■ **PROVIDED RECORDS**
╭──

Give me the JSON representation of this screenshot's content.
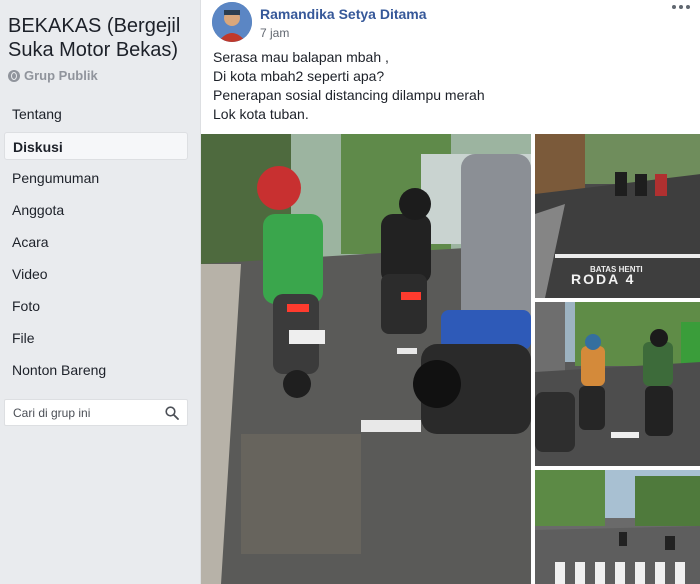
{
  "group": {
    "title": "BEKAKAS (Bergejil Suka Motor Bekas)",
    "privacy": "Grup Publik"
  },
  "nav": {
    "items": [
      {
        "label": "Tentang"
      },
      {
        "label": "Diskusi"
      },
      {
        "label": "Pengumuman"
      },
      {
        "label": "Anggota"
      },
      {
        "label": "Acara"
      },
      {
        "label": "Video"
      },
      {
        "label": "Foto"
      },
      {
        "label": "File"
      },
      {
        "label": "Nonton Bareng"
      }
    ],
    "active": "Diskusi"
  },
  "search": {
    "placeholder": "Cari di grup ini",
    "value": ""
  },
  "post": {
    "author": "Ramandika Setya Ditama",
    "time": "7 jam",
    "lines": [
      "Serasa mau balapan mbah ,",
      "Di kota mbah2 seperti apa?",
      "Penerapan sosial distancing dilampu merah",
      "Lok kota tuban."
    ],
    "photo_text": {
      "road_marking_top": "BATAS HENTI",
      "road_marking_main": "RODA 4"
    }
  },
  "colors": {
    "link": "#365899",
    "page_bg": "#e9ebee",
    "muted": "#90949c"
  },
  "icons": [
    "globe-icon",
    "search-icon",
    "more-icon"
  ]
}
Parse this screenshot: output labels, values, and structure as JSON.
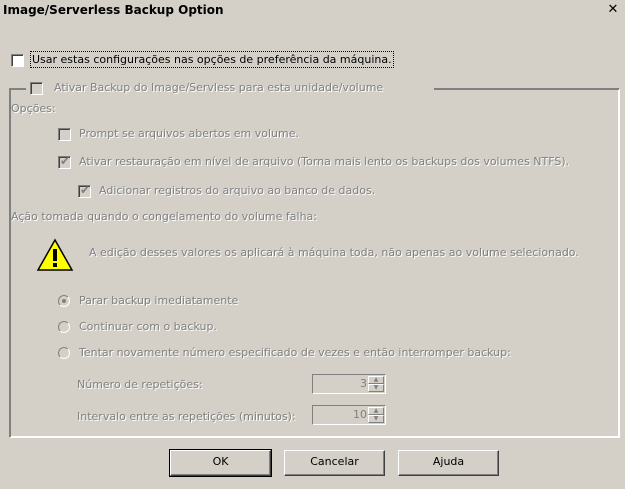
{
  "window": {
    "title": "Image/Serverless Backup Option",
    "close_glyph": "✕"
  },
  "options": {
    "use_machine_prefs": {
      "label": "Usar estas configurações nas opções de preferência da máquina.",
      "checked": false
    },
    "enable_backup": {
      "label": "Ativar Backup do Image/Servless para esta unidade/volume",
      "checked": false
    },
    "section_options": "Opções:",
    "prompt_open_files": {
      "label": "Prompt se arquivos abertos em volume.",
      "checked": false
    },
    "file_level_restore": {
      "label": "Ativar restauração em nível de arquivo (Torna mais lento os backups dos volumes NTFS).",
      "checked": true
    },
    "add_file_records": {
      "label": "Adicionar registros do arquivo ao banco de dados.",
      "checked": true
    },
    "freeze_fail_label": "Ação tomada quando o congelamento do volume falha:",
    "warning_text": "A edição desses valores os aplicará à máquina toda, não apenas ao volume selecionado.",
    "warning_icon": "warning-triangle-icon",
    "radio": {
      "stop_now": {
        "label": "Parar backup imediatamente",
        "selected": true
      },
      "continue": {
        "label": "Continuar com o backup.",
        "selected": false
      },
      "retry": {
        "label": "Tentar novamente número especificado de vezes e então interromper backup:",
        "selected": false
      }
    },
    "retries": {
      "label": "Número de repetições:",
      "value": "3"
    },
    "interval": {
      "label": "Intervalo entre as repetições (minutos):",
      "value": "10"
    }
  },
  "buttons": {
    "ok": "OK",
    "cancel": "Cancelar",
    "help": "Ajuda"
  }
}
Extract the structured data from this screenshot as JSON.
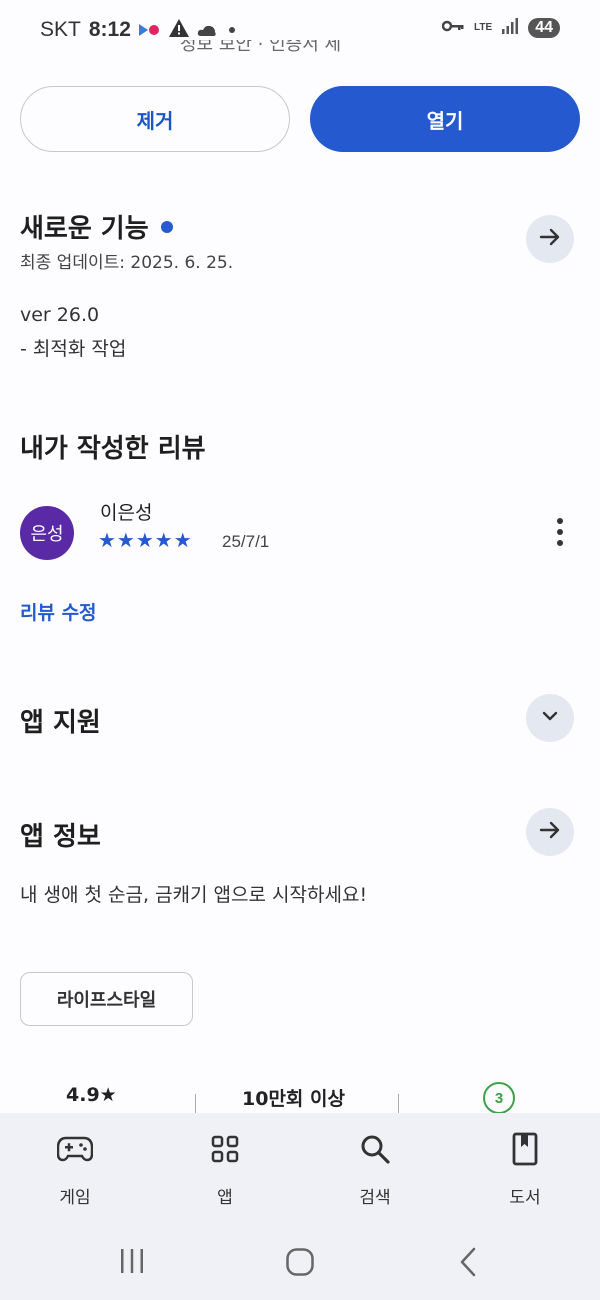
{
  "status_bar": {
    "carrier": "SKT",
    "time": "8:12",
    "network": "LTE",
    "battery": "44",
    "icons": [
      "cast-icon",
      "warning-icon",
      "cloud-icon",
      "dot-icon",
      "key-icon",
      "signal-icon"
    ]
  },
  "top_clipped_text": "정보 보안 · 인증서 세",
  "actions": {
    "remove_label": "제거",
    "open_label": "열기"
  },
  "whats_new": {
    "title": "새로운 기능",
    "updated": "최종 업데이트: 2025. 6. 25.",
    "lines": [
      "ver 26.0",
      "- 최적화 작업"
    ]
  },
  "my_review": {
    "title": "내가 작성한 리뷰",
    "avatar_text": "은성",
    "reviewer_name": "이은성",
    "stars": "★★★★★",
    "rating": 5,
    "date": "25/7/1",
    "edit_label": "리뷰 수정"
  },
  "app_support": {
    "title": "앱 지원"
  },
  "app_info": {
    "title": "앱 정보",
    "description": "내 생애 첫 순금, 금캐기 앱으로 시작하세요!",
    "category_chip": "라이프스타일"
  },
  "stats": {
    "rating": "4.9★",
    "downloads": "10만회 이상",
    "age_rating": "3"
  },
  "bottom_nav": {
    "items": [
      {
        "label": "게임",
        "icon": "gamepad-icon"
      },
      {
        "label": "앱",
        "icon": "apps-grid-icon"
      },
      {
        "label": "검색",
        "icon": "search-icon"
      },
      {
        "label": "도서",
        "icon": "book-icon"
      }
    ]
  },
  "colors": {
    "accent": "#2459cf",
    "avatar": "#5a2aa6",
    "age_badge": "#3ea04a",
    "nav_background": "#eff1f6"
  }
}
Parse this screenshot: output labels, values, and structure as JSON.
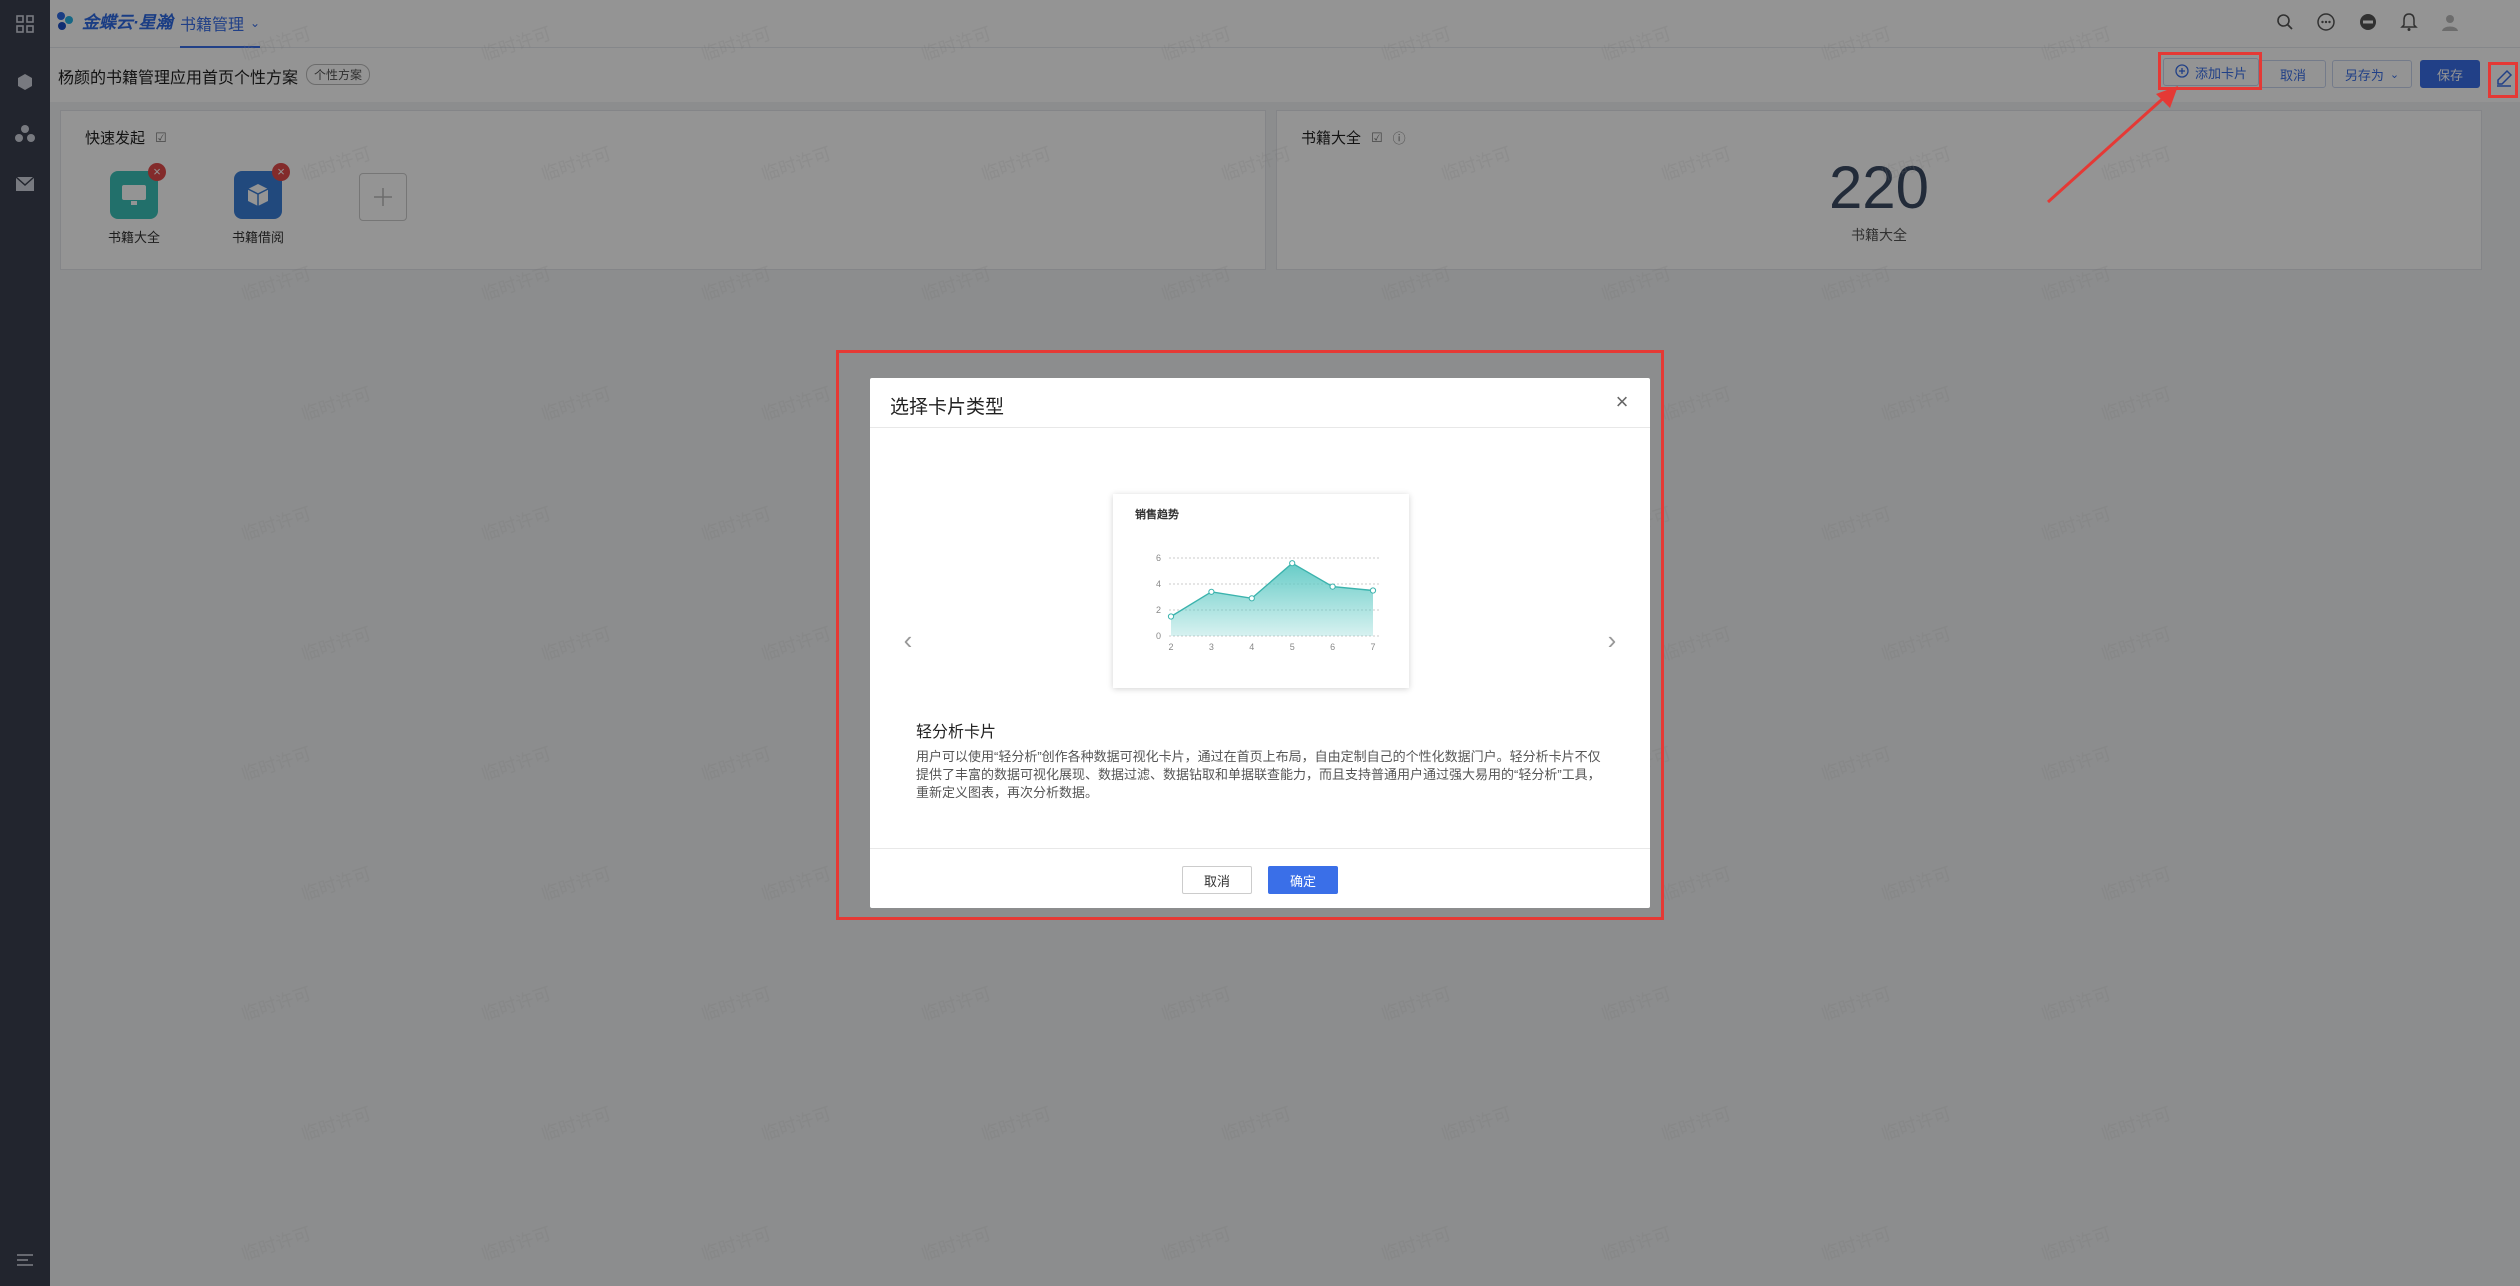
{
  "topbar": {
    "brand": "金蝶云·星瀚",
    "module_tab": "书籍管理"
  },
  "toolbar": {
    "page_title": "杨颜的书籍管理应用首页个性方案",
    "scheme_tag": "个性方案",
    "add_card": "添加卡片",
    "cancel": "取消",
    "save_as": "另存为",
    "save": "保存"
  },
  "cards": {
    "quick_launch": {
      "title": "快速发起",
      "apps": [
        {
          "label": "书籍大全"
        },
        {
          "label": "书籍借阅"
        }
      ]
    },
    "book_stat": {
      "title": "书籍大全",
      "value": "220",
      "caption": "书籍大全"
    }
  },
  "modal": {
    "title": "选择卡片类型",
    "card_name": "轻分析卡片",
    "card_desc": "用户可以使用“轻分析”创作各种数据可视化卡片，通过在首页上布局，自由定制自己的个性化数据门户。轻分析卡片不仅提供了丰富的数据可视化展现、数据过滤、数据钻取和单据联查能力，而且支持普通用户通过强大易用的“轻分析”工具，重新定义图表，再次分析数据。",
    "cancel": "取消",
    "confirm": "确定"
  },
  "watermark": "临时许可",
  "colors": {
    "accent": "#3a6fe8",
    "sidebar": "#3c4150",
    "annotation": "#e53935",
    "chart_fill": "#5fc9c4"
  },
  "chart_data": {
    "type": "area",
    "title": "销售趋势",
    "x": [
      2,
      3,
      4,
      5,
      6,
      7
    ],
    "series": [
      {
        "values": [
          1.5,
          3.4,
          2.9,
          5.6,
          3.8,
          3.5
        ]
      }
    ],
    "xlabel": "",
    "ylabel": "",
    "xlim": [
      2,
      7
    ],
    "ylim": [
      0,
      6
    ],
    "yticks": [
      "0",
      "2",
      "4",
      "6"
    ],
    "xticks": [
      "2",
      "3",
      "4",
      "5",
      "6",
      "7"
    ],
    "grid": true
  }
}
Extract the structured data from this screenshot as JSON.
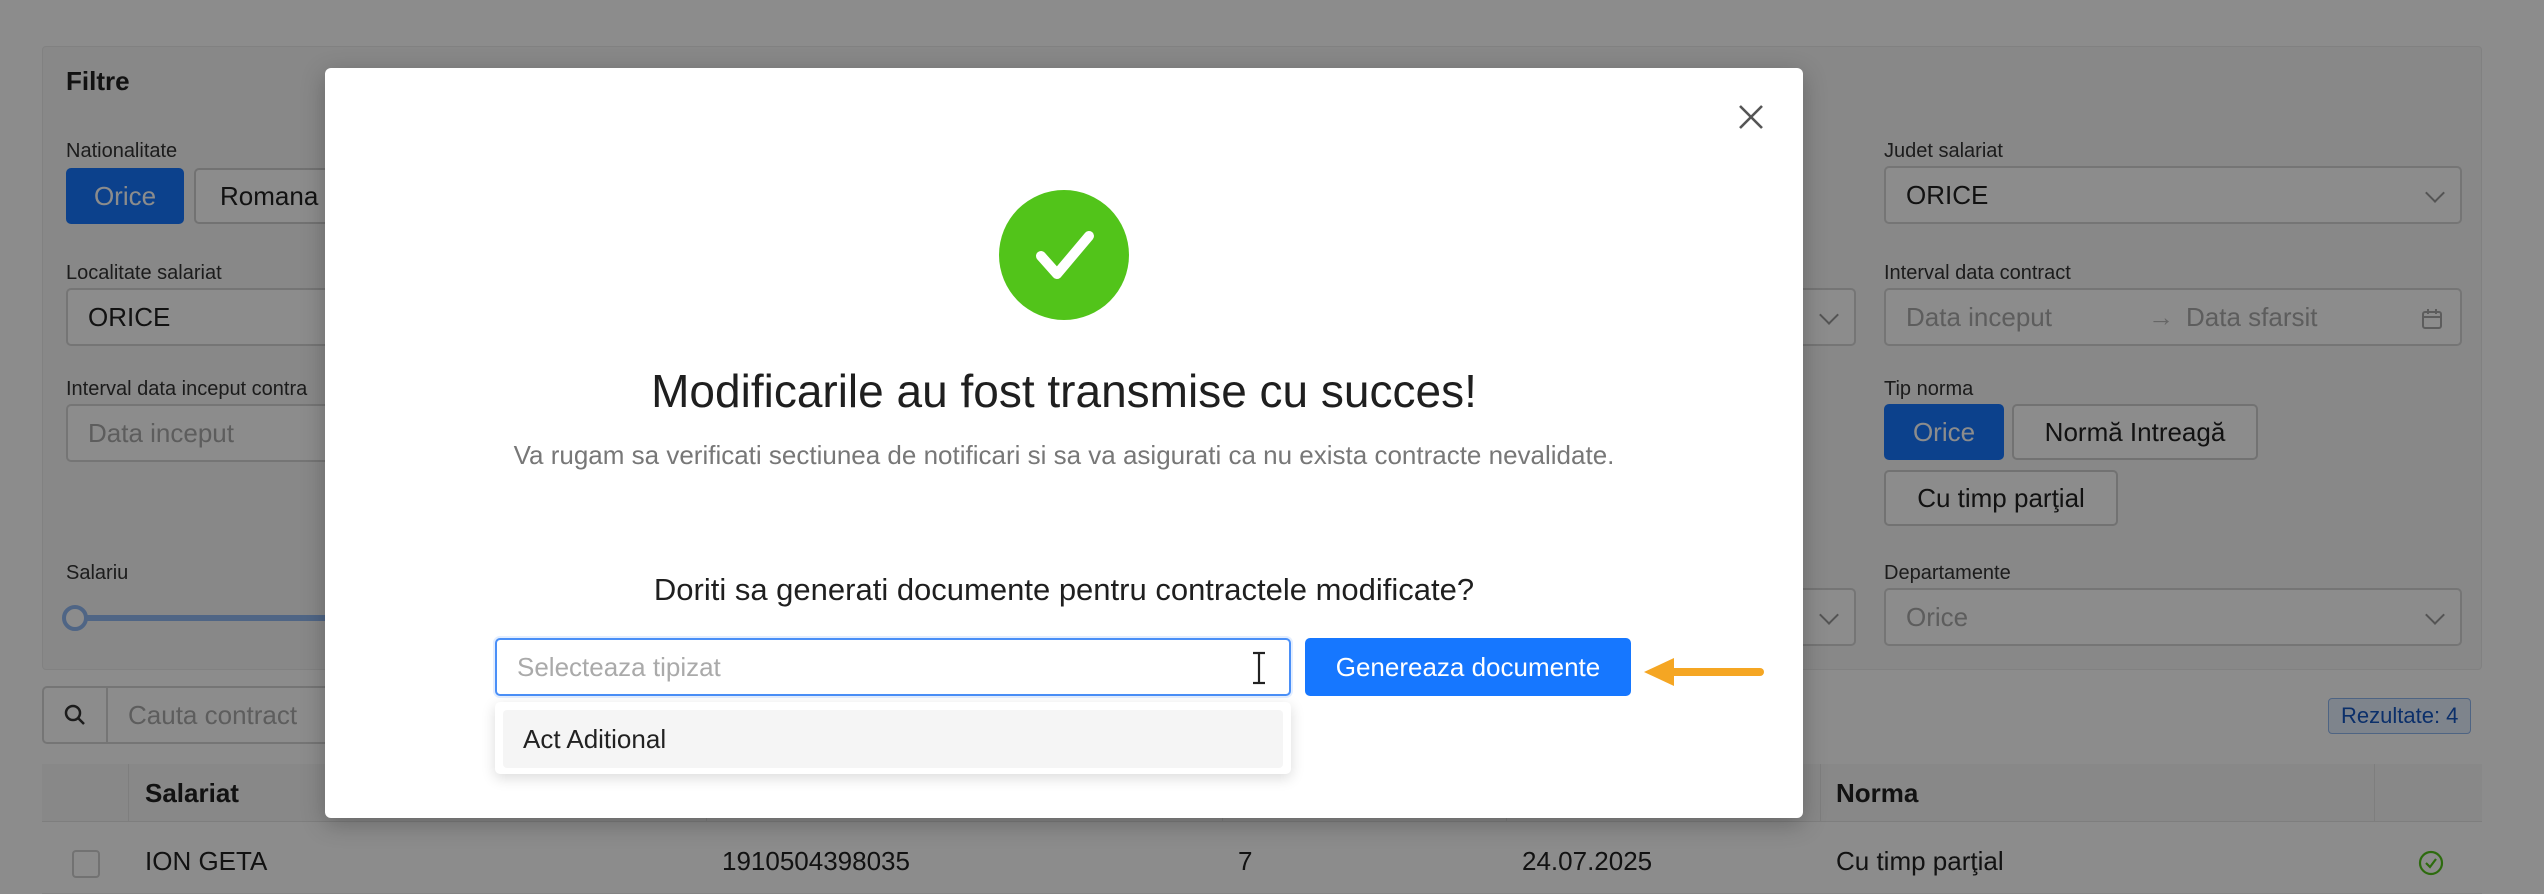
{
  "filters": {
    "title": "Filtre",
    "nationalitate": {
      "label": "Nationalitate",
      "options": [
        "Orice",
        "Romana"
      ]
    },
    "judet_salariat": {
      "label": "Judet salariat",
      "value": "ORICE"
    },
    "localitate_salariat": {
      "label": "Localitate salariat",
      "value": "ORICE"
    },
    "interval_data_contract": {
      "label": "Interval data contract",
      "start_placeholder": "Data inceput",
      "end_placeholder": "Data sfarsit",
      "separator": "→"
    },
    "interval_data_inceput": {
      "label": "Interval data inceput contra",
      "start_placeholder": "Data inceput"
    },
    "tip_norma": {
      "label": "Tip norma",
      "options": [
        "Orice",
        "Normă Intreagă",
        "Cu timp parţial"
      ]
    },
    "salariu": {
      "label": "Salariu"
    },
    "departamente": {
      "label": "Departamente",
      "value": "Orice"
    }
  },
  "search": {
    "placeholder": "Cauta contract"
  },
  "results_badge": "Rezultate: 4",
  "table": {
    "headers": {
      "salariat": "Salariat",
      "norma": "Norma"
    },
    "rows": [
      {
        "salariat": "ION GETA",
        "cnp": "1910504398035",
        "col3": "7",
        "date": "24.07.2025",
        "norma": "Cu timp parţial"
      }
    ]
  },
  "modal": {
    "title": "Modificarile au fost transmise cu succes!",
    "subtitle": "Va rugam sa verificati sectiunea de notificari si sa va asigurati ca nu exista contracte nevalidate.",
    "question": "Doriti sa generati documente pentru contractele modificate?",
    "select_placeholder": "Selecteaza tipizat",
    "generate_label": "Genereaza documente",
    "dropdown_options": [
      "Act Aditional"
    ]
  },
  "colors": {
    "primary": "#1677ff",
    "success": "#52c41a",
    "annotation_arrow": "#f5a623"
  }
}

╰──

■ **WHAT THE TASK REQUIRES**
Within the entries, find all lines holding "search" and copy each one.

■ **WRITTEN RESPONSE**
  "search": {
    "search-icon",
        "icon": "search-icon"
  "search": {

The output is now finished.